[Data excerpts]
####

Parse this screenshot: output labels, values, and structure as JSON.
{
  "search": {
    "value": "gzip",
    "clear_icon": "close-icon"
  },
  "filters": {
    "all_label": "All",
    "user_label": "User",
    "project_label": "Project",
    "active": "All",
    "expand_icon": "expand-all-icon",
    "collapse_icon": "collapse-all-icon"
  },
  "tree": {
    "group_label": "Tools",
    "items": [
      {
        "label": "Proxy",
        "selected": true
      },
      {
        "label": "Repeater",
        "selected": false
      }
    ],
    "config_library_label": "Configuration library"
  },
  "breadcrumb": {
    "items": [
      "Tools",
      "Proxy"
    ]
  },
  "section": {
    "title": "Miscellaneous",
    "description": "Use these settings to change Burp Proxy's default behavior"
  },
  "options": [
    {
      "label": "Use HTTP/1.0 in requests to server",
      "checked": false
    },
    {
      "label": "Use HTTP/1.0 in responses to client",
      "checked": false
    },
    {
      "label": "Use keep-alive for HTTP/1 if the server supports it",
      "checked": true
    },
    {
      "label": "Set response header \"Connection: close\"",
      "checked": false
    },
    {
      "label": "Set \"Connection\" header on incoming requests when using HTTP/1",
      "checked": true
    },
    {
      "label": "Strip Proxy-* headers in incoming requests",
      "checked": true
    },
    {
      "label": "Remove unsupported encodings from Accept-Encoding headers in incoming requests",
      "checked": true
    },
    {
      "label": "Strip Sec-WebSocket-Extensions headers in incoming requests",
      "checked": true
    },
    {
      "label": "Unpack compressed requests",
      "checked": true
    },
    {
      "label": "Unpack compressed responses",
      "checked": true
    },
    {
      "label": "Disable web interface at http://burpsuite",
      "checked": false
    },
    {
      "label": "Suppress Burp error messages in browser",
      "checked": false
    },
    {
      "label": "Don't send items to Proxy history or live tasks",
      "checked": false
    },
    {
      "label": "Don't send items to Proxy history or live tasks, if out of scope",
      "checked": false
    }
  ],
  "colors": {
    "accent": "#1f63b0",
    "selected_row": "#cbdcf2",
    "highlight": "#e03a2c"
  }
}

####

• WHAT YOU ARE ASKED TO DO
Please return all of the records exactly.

• PROBLEM SOLUTION
Parse this screenshot: output labels, values, and structure as JSON.
{
  "search": {
    "value": "gzip",
    "clear_icon": "close-icon"
  },
  "filters": {
    "all_label": "All",
    "user_label": "User",
    "project_label": "Project",
    "active": "All",
    "expand_icon": "expand-all-icon",
    "collapse_icon": "collapse-all-icon"
  },
  "tree": {
    "group_label": "Tools",
    "items": [
      {
        "label": "Proxy",
        "selected": true
      },
      {
        "label": "Repeater",
        "selected": false
      }
    ],
    "config_library_label": "Configuration library"
  },
  "breadcrumb": {
    "items": [
      "Tools",
      "Proxy"
    ]
  },
  "section": {
    "title": "Miscellaneous",
    "description": "Use these settings to change Burp Proxy's default behavior"
  },
  "options": [
    {
      "label": "Use HTTP/1.0 in requests to server",
      "checked": false
    },
    {
      "label": "Use HTTP/1.0 in responses to client",
      "checked": false
    },
    {
      "label": "Use keep-alive for HTTP/1 if the server supports it",
      "checked": true
    },
    {
      "label": "Set response header \"Connection: close\"",
      "checked": false
    },
    {
      "label": "Set \"Connection\" header on incoming requests when using HTTP/1",
      "checked": true
    },
    {
      "label": "Strip Proxy-* headers in incoming requests",
      "checked": true
    },
    {
      "label": "Remove unsupported encodings from Accept-Encoding headers in incoming requests",
      "checked": true
    },
    {
      "label": "Strip Sec-WebSocket-Extensions headers in incoming requests",
      "checked": true
    },
    {
      "label": "Unpack compressed requests",
      "checked": true
    },
    {
      "label": "Unpack compressed responses",
      "checked": true
    },
    {
      "label": "Disable web interface at http://burpsuite",
      "checked": false
    },
    {
      "label": "Suppress Burp error messages in browser",
      "checked": false
    },
    {
      "label": "Don't send items to Proxy history or live tasks",
      "checked": false
    },
    {
      "label": "Don't send items to Proxy history or live tasks, if out of scope",
      "checked": false
    }
  ],
  "colors": {
    "accent": "#1f63b0",
    "selected_row": "#cbdcf2",
    "highlight": "#e03a2c"
  }
}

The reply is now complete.